Norman Schlossman was born in 1901 in Chicago, Illinois. He studied architecture at Armour Institute (now the Illinois Institute of Technology), where he was awarded the prestigious Hutchinson Medal, and earned his bachelor's degree in 1921. The following year he took a job with the Chicago architectural firm Coolidge and Hodgdon, where he stayed until 1925. In that year, he left to form his own partnership with a fellow classmate from Armour, Jerrold Loebl. In 1947 Loebl and Schlossman invited Richard M. Bennett to join them, renaming the firm Loebl, Schlossman and Bennett. The firm was highly regarded for its design of the new community of Park Forest, Illinois, and for such suburban Chicago shopping centers as Old Orchard, Oakbrook, and Hawthorne. Schlossman retired from the firm, then known as Loebl, Schlossman and Hackl, in 1990. He served on numerous advisory boards, including the Armed Forces Housing Agency (1951-54), the Federal Housing Authority (1959-63), and several advisory boards in Highland Park, Illinois. He was elected to the College of Fellows of the American Institute of Architects in 1951. Schlossman died in 1990 in Highland Park, Illinois.
Schlossman speaks about his early years; study at Armour Institute of Technology; travel in Europe (1922-23); working for Coolidge and Hodgdon; founding Loebl Schlossman; office building commissions; surviving the Depression; the Century of Progress International Exposition in Chicago, 1933-34; public housing; building the new town of Park Forest; shopping centers; Richard Bennett; the Chicago Civic Center (now Richard J. Daley Center). Appended to the oral history text is a letter Schlosssman wrote on May 22, 1963, from Mougins, France, describing his experiences when he traveled there to meet Picasso.
Travel sketch of the Arch of Constantine, Rome; 1923. Department of Architecture, The Art Institute of Chicago
Town of Park Forest; Park Forest, Illinois, 1946-1952. Photo courtesy of Loebl Schlossman & Hackl.
"I mentioned Al Chase earlier, the real estate writer for the Chicago Tribune. He wanted to know what the [new] town was going to be named, and he said, 'Well, I hope one thing: they don't call it a park. They've got all these forests and all these parks that you hear, like Highland Park and Lake Forest and all this.'... So, the name turned out to be Park Forest!" (p. 64)
Funding for this oral history was provided by the Graham Foundation for Advanced Studies in the Fine Arts. Publication of this oral history in web-accessible form was made possible by the generous support of The Vernon and Marcia Wagner Access Fund at The Art Institute of Chicago, The James & Catherine Haveman Foundation, The Reva and David Logan Family Fund of the Community Foundation for the National Capital Region, and Daniel Logan and The Reva and David Logan Foundation.
32 min 40 sec ago The Art Institute of Chicago Mary Cassatt was the only American artist to exhibit with the original Impressionist group.
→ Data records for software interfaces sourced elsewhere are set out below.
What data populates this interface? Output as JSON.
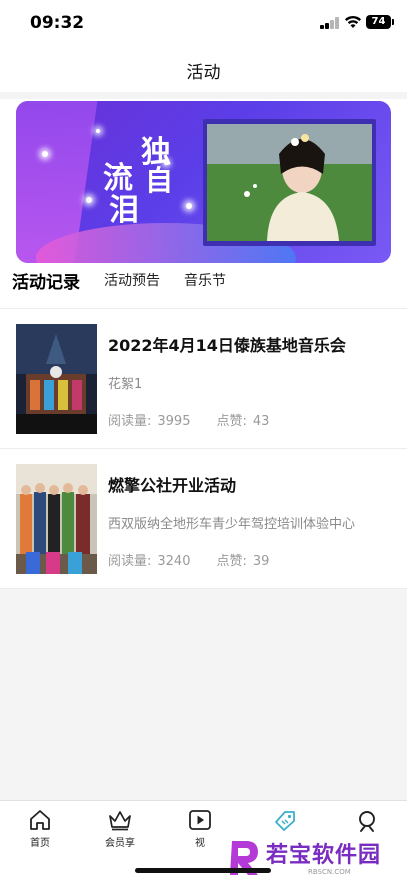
{
  "status_bar": {
    "time": "09:32",
    "battery": "74"
  },
  "header": {
    "title": "活动"
  },
  "banner": {
    "title_chars": [
      "独",
      "流",
      "自",
      "泪"
    ],
    "accent_color": "#6b2fd6"
  },
  "tabs": [
    {
      "label": "活动记录",
      "active": true
    },
    {
      "label": "活动预告",
      "active": false
    },
    {
      "label": "音乐节",
      "active": false
    }
  ],
  "activities": [
    {
      "title": "2022年4月14日傣族基地音乐会",
      "subtitle": "花絮1",
      "views_label": "阅读量:",
      "views": "3995",
      "likes_label": "点赞:",
      "likes": "43"
    },
    {
      "title": "燃擎公社开业活动",
      "subtitle": "西双版纳全地形车青少年驾控培训体验中心",
      "views_label": "阅读量:",
      "views": "3240",
      "likes_label": "点赞:",
      "likes": "39"
    }
  ],
  "tabbar": {
    "items": [
      {
        "label": "首页",
        "icon": "home-icon"
      },
      {
        "label": "会员享",
        "icon": "crown-icon"
      },
      {
        "label": "视",
        "icon": "play-icon"
      },
      {
        "label": "",
        "icon": "tag-icon"
      },
      {
        "label": "",
        "icon": "user-icon"
      }
    ]
  },
  "watermark": {
    "text": "若宝软件园",
    "sub": "RBSCN.COM"
  }
}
This sensitive portrayal of a mother and child reflects the most advanced 19th-century ideas about raising children. Scientists and physicians of the day encouraged mothers (instead of wet nurses and nannies) to care for their children and to include regular bathing in their hygiene practices to prevent disease. #5WomenArtists
See three paintings by Mary Cassatt now on view: http://bit.ly/2nl9Z68
Image: [Now on view in Gallery 273] Mary Cassatt. The Child's Bath, 1893. Robert A. Waller Fund.
4 hours 37 min ago The Art Institute of Chicago APRIL 21—Join us for After Dark in the Modern Wing!
Check out the new exhibition Go with special tours and late-night access. And catch live performances by Monakr and Mano.
Must be 21+. Hosted by The Evening Associates of the Art Institute of Chicago.